PFFFFFFFFFFFFFFFFFFFFFFFFFFFFFFFFFFFFFFFFFFFFFFFTTTT…

(…that’s the sound of your company’s goodwill disappearing, like a punctured tire, after a social media disaster that took mere seconds to unfold.)

You’d think companies would know better, right? That they’d develop procedures for approving tweets sent out by third-party vendors under their name, right? That they wouldn’t be so foolish as to allow an inappropriate tweet – say, for example, one that could be considered racist – to be posted to their account, right?

You’d be wrong. Earlier this month, Home Depot sent out an offensive tweet as part of its “College Game Day” advertising campaign (you can read about it here). To the company’s credit, they immediately deleted the tweet and fired the agency (and the individual) who posted it.

The episode certainly begs the question: what on earth were they thinking? The probable answer?

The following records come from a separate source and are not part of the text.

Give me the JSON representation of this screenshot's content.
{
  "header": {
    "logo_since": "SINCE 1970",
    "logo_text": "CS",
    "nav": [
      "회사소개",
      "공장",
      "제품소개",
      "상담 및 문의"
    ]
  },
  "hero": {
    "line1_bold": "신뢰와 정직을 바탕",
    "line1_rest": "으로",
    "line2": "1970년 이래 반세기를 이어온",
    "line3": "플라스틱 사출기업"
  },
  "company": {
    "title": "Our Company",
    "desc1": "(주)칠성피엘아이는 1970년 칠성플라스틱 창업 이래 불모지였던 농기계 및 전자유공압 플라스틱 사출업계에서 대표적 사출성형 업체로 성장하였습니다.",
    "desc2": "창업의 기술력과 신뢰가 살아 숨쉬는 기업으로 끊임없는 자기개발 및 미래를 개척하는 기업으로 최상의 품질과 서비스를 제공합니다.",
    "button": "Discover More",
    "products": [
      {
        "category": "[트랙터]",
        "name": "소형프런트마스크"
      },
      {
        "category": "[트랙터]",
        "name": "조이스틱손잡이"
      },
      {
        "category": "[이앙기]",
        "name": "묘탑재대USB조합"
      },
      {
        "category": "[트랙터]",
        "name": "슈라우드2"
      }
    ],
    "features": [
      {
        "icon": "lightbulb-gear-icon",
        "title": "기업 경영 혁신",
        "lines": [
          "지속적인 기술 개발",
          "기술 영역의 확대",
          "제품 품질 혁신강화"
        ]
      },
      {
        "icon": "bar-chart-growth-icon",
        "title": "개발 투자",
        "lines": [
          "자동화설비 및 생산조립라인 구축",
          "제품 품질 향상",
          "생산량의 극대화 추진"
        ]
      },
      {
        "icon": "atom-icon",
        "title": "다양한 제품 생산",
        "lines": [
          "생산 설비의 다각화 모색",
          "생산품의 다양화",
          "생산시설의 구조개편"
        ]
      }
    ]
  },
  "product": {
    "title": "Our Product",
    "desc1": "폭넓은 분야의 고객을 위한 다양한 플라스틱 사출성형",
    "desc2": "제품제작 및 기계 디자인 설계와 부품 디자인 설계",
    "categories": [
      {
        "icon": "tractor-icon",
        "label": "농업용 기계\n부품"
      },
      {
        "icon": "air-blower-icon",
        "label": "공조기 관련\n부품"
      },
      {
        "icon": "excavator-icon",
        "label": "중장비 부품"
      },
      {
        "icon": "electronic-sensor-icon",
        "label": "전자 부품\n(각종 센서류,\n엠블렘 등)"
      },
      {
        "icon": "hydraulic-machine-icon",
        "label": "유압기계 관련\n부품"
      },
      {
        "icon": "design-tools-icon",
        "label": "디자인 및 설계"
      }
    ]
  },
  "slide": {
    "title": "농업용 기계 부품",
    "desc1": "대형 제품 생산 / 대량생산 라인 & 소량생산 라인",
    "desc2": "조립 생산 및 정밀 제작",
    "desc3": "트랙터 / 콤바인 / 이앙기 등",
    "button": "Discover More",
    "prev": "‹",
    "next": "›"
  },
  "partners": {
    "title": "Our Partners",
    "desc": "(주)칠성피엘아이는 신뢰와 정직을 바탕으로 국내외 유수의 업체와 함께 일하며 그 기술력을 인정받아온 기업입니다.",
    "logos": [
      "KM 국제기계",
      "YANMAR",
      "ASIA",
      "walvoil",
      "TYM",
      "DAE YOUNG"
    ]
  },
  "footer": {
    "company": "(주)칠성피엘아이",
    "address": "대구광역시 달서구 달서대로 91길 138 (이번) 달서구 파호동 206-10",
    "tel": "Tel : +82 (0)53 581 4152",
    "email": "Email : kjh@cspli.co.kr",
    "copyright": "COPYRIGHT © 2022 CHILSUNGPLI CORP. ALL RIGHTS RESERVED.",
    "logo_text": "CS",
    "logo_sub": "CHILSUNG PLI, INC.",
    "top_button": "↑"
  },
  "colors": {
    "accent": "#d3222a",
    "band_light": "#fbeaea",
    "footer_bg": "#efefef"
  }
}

They weren’t. But you can, and should, develop a plan for making sure nothing like this happens on your social media account.

Start with this roundup of issues at the intersection of social media and the law, from attorneys writing on JD Supra:

Read more on Social Media at JD Supra Law News>>